Exit Through the Gift Shop, Enter Tax Complexity

Tax-exempt 501(c)(3) organizations, such as museums and zoos, often operate gift shops as an ongoing part of their regular operations. If your organization earns income through such a gift shop, you’ll need to understand whether (and how much of) that income constitutes unrelated business taxable incomebecause if it does, you’ll be subject to income tax on the net income even though your organization as a whole is generally exempt from income tax.

Unrelated business income (UBI) is identified using a three-criteria test. UBI is, first, income from a trade or business activity with a profit motive that is (two) carried on regularly. Last, it is unrelated to the exempt purpose of the exempt organization. The primary determination then becomes whether a gift shop’s activity is related to the organization’s exempt purpose.

Separating Related from Unrelated Income

In an April 2014 private letter ruling, the IRS shed new light on the subject by drawing a distinction between goods that relate directly to an organization’s exempt purpose and those that do not. Those that contribute importantly to an organization’s purpose are exempt, while those that do not are taxable.

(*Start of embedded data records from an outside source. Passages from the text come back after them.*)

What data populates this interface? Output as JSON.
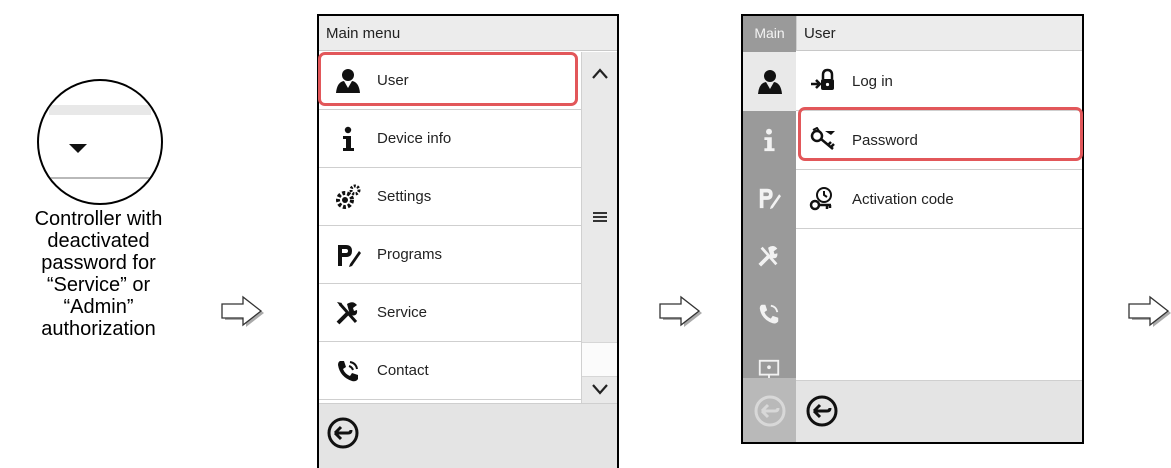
{
  "panel1": {
    "caption_lines": [
      "Controller with",
      "deactivated",
      "password for",
      "“Service” or",
      "“Admin”",
      "authorization"
    ]
  },
  "screen1": {
    "header": "Main menu",
    "items": [
      {
        "label": "User",
        "icon": "user-icon"
      },
      {
        "label": "Device info",
        "icon": "info-icon"
      },
      {
        "label": "Settings",
        "icon": "gears-icon"
      },
      {
        "label": "Programs",
        "icon": "programs-icon"
      },
      {
        "label": "Service",
        "icon": "service-tools-icon"
      },
      {
        "label": "Contact",
        "icon": "phone-icon"
      }
    ],
    "highlighted": "User"
  },
  "screen2": {
    "sidebar_title": "Main",
    "header": "User",
    "items": [
      {
        "label": "Log in",
        "icon": "login-lock-icon"
      },
      {
        "label": "Password",
        "icon": "password-key-icon"
      },
      {
        "label": "Activation code",
        "icon": "activation-code-icon"
      }
    ],
    "highlighted": "Password"
  },
  "colors": {
    "highlight": "#e2575a",
    "sidebar": "#9a9a9a",
    "header_bg": "#ececec"
  }
}
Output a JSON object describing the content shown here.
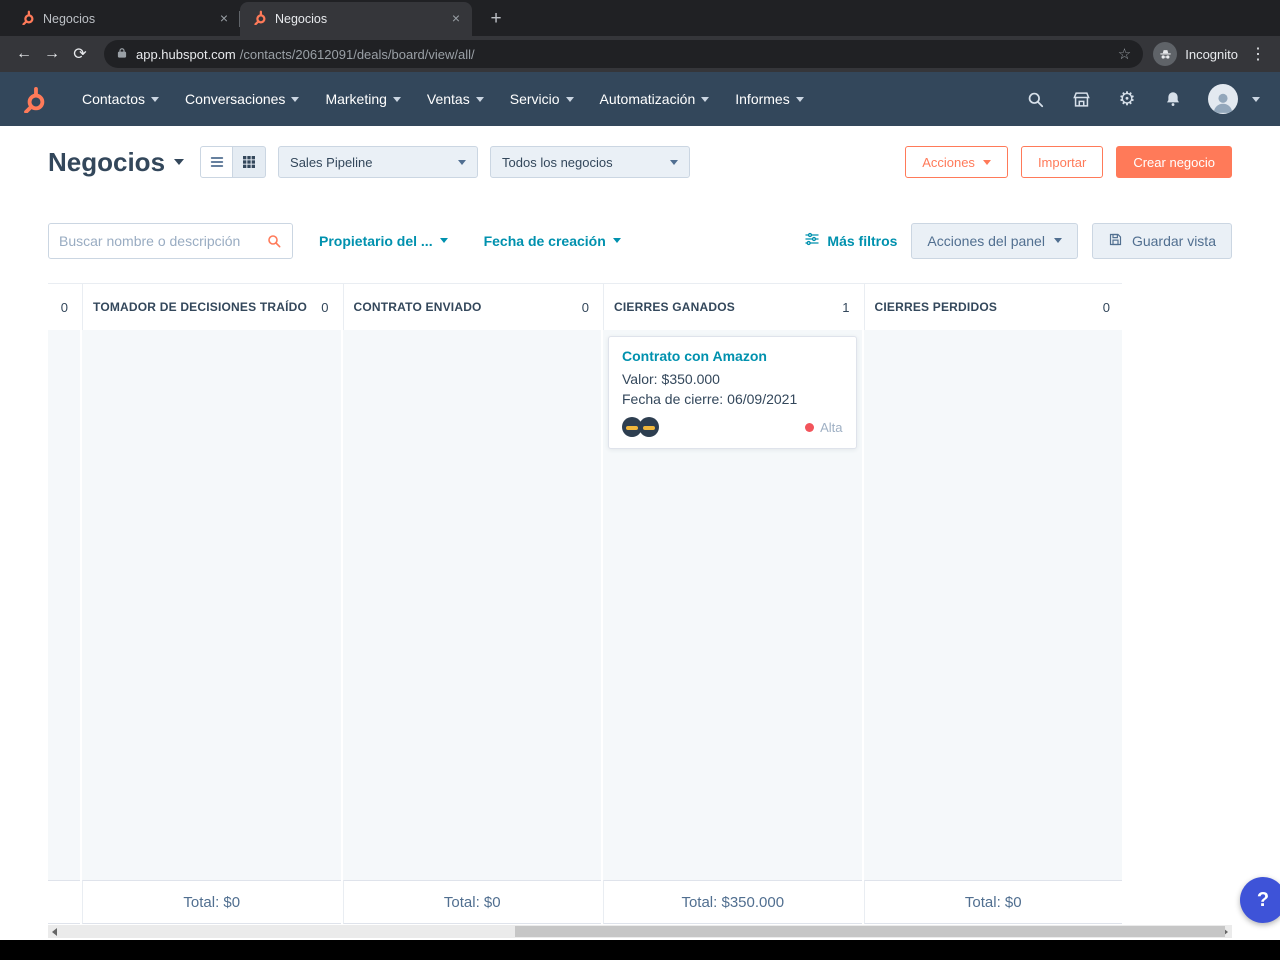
{
  "colors": {
    "accent_orange": "#ff7a59",
    "navy": "#33475b",
    "link_teal": "#0091ae",
    "board_bg": "#f5f8fa",
    "priority_red": "#f2545b",
    "help_blue": "#3e53d8"
  },
  "browser": {
    "tabs": [
      {
        "title": "Negocios"
      },
      {
        "title": "Negocios"
      }
    ],
    "url_domain": "app.hubspot.com",
    "url_path": "/contacts/20612091/deals/board/view/all/",
    "incognito_label": "Incognito"
  },
  "icons": {
    "back": "←",
    "forward": "→",
    "reload": "⟳",
    "star": "☆",
    "menu": "⋮",
    "close": "×",
    "new_tab": "+",
    "gear": "⚙"
  },
  "topnav": {
    "items": [
      "Contactos",
      "Conversaciones",
      "Marketing",
      "Ventas",
      "Servicio",
      "Automatización",
      "Informes"
    ]
  },
  "header": {
    "title": "Negocios",
    "pipeline_select": "Sales Pipeline",
    "view_select": "Todos los negocios",
    "actions_button": "Acciones",
    "import_button": "Importar",
    "create_button": "Crear negocio"
  },
  "filters": {
    "search_placeholder": "Buscar nombre o descripción",
    "owner_filter": "Propietario del ...",
    "date_filter": "Fecha de creación",
    "more_filters": "Más filtros",
    "board_actions": "Acciones del panel",
    "save_view": "Guardar vista"
  },
  "board": {
    "leading_count": "0",
    "columns": [
      {
        "name": "TOMADOR DE DECISIONES TRAÍDO",
        "count": "0",
        "total": "Total: $0"
      },
      {
        "name": "CONTRATO ENVIADO",
        "count": "0",
        "total": "Total: $0"
      },
      {
        "name": "CIERRES GANADOS",
        "count": "1",
        "total": "Total: $350.000",
        "card": {
          "title": "Contrato con Amazon",
          "value_label": "Valor:",
          "value": "$350.000",
          "close_label": "Fecha de cierre:",
          "close_date": "06/09/2021",
          "priority": "Alta"
        }
      },
      {
        "name": "CIERRES PERDIDOS",
        "count": "0",
        "total": "Total: $0"
      }
    ]
  },
  "help": {
    "label": "?"
  }
}
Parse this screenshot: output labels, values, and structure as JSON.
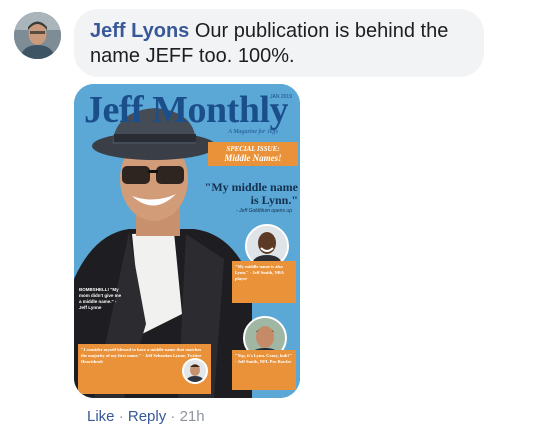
{
  "comment": {
    "author": "Jeff Lyons",
    "text": " Our publication is behind the name JEFF too. 100%."
  },
  "magazine": {
    "masthead": "Jeff Monthly",
    "issue": "JAN 2019",
    "tagline": "A Magazine for Jeffs",
    "special_line1": "SPECIAL ISSUE:",
    "special_line2": "Middle Names!",
    "main_quote": "\"My middle name is Lynn.\"",
    "main_quote_credit": "- Jeff Goldblum opens up",
    "side_quote_top": "\"My middle name is also Lynn.\" - Jeff Smith, NBA player",
    "side_quote_bottom": "\"Yep, it's Lynn. Crazy, huh?\" - Jeff Smith, NFL Pro Bowler",
    "left_note": "BOMBSHELL! \"My mom didn't give me a middle name.\" - Jeff Lynne",
    "bottom_quote": "\"I consider myself blessed to have a middle name that matches the majority of my first name.\" - Jeff Sebastian Lynne, Twitter Heartthrob"
  },
  "actions": {
    "like": "Like",
    "separator": "·",
    "reply": "Reply",
    "time": "21h"
  },
  "colors": {
    "link": "#385898",
    "bubble": "#f2f3f5",
    "cover_bg": "#5ba8d6",
    "accent_orange": "#e9923a",
    "masthead": "#1b4f8c"
  }
}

More specifically, a gift shop item that is utilitarian, ornamental, or a souvenir (related, for example, only to the city the shop was located in), is likely not related to the organization’s exempt purpose, and its sale generates UBI. On the other hand, an item that holds educational value related specifically to your organization—such as a topically relevant documentary, book, children’s toy, or reproduction of a piece of art—will likely be considered connected to your organization’s exempt purpose and therefore related.

In the situation the private letter ruling addressed, the taxpayer provided the IRS with descriptive literature or educational material for each item along with a statement regarding how the sale of each item contributed importantly to the achievement of the organization’s exempt purpose. As such, the IRS held that the sale of the items was substantially related to the museum’s exempt purpose and as a result didn’t generate UBI.

Note that according to IRS regulations, educational is defined as the instruction of the public on subjects useful to the individual and beneficial to the community. The simple sale of educational items by an exempt organization doesn’t automatically mean the activity is related to the organization’s exempt purpose. General educational materials on subjects unrelated to your organization’s purpose will be considered taxable.

Establishing Nexus

For organizations that do operate gift shops, it may be helpful to establish nexus between your organization’s purpose and the goods sold in your shop should your tax position be called into question. Written material that accompanies your items—such as descriptive literature that educates the purchaser as to the item’s significance and relationship to the accomplishment of your exempt purpose—will help establish nexus between your organization and the goods you sell, directly connecting the sale to your exempt purpose and therefore making it more likely the sale will not be considered UBI.

We're Here to Help

The tax laws surrounding unrelated business income can be complex. To learn more about the tax status of your gift shop or similar operations, or for insight on establishing and documenting nexus with your organization’s exempt purpose, contact your Moss Adams not-for-profit professional.